“The militant activities from this tribal agency were radiating in different directions, towards Afghanistan, the rest of the border region and [Pakistan’s] settled areas,” says army spokesman Maj Gen Athar Abbas.

“Now we have this area under control, it will affect militant activities elsewhere, and we’ll capitalise on that.”

“The worst is over,” agrees Maj Gen Tariq Khan, who is in charge of the offensive. “I think we have turned the corner.”

Guerrilla warfare

The battle has been slow and deliberate. It took six weeks for the army to secure the road from the headquarters of the local security forces, the paramilitary Frontier Corps (FC), to Loi Sam, a distance of 13km.

Troops fought compound to compound in a terrain ideal for guerrilla warfare.

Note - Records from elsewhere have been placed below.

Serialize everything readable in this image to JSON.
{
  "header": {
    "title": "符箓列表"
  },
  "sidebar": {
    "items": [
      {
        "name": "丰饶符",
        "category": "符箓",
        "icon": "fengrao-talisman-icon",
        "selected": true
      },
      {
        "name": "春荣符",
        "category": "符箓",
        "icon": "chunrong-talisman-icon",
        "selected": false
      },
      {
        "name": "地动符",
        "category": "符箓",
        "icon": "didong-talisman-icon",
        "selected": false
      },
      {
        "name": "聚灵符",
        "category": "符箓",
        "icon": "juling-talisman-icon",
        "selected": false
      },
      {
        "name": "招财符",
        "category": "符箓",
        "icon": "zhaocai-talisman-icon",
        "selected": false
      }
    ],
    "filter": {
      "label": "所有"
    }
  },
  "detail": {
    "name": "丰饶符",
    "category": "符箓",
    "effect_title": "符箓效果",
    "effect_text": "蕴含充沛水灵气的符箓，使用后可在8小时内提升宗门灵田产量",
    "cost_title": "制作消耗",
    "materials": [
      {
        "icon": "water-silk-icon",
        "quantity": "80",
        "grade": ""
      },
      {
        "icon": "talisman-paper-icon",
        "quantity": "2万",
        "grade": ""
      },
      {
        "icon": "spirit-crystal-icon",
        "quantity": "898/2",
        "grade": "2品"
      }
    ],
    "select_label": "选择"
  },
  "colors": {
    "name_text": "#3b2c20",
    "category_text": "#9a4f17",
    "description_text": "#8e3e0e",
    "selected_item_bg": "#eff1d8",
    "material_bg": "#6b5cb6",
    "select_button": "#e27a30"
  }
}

Pakistan’s PM calls for more US cooperation

“There are road bends, there are depressions, there are houses located inside the depressions, trenches prepared, caves, tunnels, everything prepared,” says Col Javed Baloch, commander of one of the posts along the road, “so it was difficult to find them, to spot them, and then take the area.”

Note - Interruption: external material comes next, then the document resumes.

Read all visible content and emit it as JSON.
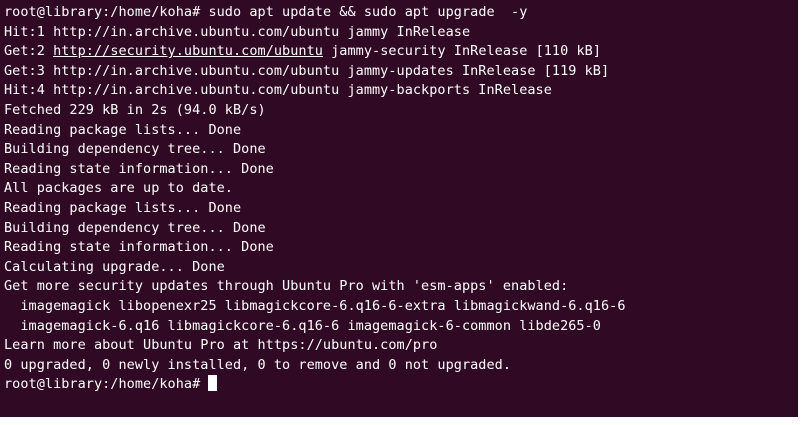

The Taleban has made extensive use of bunkers and tunnels which connected different compounds.

One commanding officer, Maj Kamal, took me 5m underground for a tour of the network.

He says his men blocked 20 or 30 passageways, including one that stretched 100m to a stream.

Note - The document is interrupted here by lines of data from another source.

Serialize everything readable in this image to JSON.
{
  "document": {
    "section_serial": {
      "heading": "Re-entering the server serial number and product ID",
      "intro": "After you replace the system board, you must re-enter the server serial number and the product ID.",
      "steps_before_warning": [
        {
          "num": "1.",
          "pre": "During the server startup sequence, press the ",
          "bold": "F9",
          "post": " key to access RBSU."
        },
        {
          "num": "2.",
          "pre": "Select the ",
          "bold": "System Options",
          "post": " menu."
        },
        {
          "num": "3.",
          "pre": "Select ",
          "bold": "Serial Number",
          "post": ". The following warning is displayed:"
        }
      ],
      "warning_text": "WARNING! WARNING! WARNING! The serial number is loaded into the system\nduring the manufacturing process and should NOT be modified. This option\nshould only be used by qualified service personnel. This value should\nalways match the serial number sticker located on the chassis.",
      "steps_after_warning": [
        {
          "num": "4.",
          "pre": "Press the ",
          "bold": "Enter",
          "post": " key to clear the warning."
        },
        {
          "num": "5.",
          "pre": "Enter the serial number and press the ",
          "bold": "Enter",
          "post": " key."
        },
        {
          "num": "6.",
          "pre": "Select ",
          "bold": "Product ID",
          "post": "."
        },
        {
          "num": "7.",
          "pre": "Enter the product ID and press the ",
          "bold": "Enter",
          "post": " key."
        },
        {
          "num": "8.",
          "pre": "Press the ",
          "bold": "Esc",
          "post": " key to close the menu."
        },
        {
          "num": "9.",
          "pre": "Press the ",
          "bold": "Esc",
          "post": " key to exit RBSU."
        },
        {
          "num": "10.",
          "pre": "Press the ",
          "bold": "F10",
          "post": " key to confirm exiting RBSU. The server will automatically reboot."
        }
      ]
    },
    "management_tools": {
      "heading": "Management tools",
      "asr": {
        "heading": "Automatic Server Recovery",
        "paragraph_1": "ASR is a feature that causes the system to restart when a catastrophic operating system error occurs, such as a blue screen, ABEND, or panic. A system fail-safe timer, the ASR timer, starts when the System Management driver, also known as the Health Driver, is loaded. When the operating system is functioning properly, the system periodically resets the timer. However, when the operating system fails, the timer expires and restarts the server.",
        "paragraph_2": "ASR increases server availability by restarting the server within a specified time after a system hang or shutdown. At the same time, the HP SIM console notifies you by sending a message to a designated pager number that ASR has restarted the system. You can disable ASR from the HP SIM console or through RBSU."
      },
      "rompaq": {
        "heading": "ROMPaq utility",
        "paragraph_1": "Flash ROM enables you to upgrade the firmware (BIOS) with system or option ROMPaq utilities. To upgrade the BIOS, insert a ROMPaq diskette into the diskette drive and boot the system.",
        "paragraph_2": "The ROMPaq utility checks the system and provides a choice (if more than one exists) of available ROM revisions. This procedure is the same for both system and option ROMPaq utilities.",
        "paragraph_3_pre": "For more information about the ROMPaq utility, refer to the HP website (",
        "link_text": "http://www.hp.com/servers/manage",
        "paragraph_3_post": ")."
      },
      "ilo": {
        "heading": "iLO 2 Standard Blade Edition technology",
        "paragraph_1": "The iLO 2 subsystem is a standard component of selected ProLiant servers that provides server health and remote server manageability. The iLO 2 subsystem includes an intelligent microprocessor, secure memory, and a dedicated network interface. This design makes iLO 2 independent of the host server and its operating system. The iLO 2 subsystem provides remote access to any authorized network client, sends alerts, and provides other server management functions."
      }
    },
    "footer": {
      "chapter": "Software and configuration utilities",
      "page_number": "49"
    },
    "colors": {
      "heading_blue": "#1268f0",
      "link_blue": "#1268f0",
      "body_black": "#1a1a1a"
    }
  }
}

Many in Bajaur trace the roots of the uprising to a suspected US missile strike on an Islamic seminary, or madrassa, in November 2006, which killed around 80 people.

That radicalised local Islamists, they say, who were reinforced by militants from other Pakistani tribal areas. There was also an influx of fighters from Afghanistan.

A soldier keeps watch
Until and unless Afghanistan is made stable, you can do a million development activities in the Federally Administered Tribal Areas, and there will be no result
Shafir Ullah
Government representative in Bajaur

The battle for Bajaur was triggered when the FC tried to re-establish a check post in Loi Sam in early August. Fierce resistance led to the siege of the FC base before the army was called in.

Like other army officers, Maj Gen Tariq Khan criticises unilateral US air strikes on suspected insurgent targets as deeply counter productive.

But, he says, during the Bajaur operation there has been improved intelligence sharing and co-ordination with coalition forces, which has reduced cross-border militant infiltration from Afghanistan. “We’ve seen practical on-ground adjustments in relevance to our operations,” he says.

“I’ve got a very positive response and I feel we’ve set up some system in which we’re in some kind of regular touch, and I think that’s the way to go.”

Hearts and minds

Now that the fighting has subsided, attention is turning to reconstruction and development: acknowledgement that winning hearts and minds in the impoverished tribal region along the border is essential to fighting the insurgency.

Map

But that won’t be enough, says Shafir Ullah, the government representative in Bajaur who deals with tribal elders.

“The reasons [for the insurgency] are poverty, backwardness and others, but the real problem is linked with Afghanistan,” he says.

“Until and unless Afghanistan is made stable, you can do a million development activities in the Federally Administered Tribal Areas, and there will be no result.”

The Taleban have been pushed back – the army claims it has killed 1,500 – but they haven’t been defeated.

Two soldiers were killed by rocket fire in Loi Sam shortly after we left the town, bringing the army’s death toll to 75. Nearly 100 civilians have also died, says Shafir Ullah.

One hillside post is so exposed to Taleban fire that the soldiers have dug in for protection.

Forty men can fit in the massive bunker at any one time, a few are saying their prayers and reciting the Koran in a makeshift underground mosque when we visit.

This is not a popular war in Pakistan: some have criticised the military for killing fellow Muslims.

Others accuse it of fighting “America’s War”. But the army insists it is fighting to defend Pakistan, not just responding to US pressure for action against the Taleban.

Even as dusk falls artillery guns continue to pound militant positions. The war in Afghanistan has spilled over into Pakistan.

This is the other, rarely seen, side of the battle against the Taleban.

Source: http://news.bbc.co.uk/2/hi/south_asia/7701336.stm